Federal Rules Changes Reflect Focus on Cooperation

October 22, 2014

The call for cooperation in legal disputes is on its way to being enshrined within the Federal Rules of Civil Procedure in a more meaningful way. Several years ago, the Sedona Conference®'s Cooperation Proclamation called for greater cooperation between litigants in dealing with discovery matters; to date, it has received more than 150 endorsements from courts around the country. The idea calls for attorneys not to compromise their duty to be zealous advocates, but to strive for balance with their other duty as an officer of the court.

"It means fighting only those battles that really matter and doing so in a reasonable way. . . . Cooperation is valuable not only for resolving disputes, but avoiding them in the first place. It reduces risk, expense, and inefficiency in litigation." – Bloomberg BNA

The proposed changes to the Federal Rules of Civil Procedure reflect this trend toward cooperation.

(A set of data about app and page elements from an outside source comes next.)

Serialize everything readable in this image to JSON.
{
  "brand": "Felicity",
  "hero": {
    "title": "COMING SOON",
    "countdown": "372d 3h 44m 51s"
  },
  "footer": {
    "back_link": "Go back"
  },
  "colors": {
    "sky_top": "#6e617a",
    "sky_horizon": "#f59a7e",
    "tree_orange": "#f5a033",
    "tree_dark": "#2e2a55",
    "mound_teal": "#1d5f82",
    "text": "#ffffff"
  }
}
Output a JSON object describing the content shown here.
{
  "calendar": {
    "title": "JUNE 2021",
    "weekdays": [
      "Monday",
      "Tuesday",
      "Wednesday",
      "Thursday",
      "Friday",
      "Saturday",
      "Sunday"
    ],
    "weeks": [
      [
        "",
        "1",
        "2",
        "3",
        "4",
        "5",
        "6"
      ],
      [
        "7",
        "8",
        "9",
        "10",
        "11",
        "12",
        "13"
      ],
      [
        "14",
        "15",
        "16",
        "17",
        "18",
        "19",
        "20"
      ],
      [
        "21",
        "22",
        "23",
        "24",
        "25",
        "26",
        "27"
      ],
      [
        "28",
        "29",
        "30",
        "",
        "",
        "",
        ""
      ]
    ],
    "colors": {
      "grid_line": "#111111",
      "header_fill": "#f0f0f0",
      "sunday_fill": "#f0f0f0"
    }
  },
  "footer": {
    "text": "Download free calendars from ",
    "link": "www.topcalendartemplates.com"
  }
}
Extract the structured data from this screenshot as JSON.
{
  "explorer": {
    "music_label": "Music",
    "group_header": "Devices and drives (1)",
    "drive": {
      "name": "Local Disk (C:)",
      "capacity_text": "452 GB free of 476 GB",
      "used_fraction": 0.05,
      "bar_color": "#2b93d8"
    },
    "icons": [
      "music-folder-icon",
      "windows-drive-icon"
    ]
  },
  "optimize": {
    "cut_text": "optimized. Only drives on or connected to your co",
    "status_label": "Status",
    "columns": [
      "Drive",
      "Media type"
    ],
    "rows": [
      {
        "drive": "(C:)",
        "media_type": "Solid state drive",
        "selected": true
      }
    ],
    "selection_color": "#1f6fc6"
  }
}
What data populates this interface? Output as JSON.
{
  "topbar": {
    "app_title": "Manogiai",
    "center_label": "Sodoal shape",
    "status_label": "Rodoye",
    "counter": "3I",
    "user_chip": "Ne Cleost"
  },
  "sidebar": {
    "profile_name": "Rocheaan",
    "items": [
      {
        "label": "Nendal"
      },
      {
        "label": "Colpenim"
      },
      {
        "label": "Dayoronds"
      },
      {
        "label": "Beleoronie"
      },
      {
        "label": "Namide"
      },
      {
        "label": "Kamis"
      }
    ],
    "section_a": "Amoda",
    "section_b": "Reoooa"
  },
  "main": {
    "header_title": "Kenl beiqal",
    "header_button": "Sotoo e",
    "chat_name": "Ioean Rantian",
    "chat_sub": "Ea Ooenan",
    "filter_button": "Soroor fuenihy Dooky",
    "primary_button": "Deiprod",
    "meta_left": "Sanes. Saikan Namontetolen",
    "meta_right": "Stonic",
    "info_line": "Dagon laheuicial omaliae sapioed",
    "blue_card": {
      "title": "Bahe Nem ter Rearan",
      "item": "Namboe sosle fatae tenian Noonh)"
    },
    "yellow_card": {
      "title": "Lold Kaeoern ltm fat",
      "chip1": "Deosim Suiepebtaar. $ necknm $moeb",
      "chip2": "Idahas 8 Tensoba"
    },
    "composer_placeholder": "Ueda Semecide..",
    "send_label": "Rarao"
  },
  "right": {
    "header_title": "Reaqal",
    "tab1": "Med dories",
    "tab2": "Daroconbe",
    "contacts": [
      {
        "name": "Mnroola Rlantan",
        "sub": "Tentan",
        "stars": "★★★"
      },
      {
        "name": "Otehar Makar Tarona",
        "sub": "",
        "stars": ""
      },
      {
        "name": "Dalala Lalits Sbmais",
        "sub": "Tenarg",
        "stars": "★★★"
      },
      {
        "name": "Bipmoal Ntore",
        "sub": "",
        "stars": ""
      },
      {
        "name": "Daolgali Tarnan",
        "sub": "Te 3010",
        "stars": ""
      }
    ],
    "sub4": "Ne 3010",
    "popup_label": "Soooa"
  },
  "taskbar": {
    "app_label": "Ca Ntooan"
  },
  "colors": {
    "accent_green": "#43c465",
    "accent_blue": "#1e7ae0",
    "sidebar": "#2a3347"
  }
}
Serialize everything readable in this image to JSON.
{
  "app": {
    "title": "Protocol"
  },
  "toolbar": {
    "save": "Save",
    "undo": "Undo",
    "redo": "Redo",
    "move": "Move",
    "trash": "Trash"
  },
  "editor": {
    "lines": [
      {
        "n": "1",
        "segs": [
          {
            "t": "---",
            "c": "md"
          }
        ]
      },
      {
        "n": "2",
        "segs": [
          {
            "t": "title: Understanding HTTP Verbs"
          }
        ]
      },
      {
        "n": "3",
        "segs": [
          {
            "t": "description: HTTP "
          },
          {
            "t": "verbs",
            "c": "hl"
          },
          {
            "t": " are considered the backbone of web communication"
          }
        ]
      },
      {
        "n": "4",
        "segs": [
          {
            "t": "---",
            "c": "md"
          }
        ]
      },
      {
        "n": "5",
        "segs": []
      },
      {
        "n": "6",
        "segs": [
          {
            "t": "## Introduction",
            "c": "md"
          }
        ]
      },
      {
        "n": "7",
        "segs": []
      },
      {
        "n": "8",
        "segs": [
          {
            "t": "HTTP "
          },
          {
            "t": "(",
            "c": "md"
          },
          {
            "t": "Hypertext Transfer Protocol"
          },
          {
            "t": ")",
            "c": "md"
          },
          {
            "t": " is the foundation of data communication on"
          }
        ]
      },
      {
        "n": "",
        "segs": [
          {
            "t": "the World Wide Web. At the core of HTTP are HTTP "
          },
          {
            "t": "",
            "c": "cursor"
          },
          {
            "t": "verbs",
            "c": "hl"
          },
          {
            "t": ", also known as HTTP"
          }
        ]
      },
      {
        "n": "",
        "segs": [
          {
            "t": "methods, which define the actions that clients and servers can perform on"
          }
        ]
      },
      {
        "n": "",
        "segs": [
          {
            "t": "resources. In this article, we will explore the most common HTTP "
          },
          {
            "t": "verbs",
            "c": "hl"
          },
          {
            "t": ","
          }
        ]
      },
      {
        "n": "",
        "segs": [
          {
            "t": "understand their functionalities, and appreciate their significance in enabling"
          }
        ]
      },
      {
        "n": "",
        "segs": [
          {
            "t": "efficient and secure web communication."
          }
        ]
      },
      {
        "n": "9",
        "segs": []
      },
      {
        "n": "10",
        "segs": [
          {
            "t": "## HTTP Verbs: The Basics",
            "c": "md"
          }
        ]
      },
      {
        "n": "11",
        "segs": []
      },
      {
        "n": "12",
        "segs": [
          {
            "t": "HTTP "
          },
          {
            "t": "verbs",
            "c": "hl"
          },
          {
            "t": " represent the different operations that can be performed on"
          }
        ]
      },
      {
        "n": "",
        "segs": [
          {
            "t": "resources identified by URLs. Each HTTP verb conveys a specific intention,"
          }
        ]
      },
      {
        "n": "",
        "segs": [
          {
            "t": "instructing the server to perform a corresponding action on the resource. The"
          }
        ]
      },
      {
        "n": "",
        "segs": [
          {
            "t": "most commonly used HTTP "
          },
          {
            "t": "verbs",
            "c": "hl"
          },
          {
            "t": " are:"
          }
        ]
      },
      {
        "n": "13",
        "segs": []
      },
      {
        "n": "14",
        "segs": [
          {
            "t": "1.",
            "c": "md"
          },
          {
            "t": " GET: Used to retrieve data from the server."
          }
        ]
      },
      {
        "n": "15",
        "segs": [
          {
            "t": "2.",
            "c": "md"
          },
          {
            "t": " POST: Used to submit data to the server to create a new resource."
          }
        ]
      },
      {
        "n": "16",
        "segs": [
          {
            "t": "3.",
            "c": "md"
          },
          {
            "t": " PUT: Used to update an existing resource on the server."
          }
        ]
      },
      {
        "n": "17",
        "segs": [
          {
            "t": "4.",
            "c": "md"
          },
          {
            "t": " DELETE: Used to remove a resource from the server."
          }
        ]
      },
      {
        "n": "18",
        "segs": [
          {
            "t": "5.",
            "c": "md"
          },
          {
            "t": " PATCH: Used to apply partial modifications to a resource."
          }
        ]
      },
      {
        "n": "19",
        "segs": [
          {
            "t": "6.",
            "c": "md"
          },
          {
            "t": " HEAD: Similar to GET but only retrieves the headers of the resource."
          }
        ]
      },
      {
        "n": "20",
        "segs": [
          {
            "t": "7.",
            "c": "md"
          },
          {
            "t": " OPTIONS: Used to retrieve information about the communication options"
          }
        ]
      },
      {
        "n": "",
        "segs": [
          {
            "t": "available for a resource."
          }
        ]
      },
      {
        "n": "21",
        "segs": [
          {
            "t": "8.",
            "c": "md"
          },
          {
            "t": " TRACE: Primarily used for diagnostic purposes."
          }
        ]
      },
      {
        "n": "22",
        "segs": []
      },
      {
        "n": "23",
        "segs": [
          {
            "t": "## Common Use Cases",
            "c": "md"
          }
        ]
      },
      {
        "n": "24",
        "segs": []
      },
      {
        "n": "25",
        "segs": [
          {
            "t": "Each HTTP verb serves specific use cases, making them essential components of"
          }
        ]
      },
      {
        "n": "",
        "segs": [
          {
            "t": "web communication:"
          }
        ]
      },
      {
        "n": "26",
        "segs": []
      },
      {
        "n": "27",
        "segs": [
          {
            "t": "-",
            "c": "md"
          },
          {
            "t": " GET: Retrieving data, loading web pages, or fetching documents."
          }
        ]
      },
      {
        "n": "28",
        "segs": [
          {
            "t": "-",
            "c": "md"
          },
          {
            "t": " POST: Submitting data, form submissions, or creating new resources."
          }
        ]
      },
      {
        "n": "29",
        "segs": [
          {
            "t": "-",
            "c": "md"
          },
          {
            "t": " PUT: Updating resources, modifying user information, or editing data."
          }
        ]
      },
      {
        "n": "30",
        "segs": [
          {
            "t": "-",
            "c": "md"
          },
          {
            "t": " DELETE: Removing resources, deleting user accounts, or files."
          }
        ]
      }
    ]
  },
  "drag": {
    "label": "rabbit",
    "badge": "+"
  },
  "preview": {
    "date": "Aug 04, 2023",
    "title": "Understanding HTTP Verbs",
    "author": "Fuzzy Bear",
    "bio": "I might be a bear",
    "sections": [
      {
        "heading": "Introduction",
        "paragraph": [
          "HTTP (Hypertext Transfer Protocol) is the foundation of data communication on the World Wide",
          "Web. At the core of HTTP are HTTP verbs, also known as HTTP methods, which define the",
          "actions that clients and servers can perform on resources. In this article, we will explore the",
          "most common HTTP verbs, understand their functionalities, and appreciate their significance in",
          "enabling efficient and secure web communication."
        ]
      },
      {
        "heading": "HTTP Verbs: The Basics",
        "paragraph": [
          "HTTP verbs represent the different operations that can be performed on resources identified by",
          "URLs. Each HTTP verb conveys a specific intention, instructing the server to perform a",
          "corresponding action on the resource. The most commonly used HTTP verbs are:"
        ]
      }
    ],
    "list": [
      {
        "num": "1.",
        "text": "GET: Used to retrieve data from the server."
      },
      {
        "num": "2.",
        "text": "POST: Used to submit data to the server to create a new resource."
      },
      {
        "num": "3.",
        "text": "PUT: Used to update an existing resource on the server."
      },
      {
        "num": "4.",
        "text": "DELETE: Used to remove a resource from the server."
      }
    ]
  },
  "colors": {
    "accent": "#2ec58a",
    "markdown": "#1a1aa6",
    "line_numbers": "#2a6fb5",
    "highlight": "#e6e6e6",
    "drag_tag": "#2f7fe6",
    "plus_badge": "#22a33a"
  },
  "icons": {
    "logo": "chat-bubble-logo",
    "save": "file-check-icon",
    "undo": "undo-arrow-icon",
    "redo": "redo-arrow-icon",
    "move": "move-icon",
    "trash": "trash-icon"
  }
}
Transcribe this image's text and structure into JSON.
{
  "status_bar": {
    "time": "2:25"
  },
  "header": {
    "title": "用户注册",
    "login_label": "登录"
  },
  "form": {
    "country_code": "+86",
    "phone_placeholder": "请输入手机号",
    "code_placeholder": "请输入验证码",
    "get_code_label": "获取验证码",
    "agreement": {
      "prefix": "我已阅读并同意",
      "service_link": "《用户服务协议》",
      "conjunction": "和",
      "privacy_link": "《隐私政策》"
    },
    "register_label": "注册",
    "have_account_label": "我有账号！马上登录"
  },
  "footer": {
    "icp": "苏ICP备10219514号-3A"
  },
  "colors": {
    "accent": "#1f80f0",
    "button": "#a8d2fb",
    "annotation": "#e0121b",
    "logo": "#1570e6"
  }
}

The proposed amendments to Rule 1  would make litigants, in addition to the court, responsibly for the “just, speedy, and inexpensive determination of every action and proceeding.” The Committee Notes recognize the importance of a “cooperative and proportional use of procedure,” a theme that is reflected throughout the proposed amendments related to discovery as well.

Riley Combelic is a third-year law student at the University of Denver Sturm College of Law and contributes to IAALS Online. Please direct inquiries about this post to iaals@du.edu.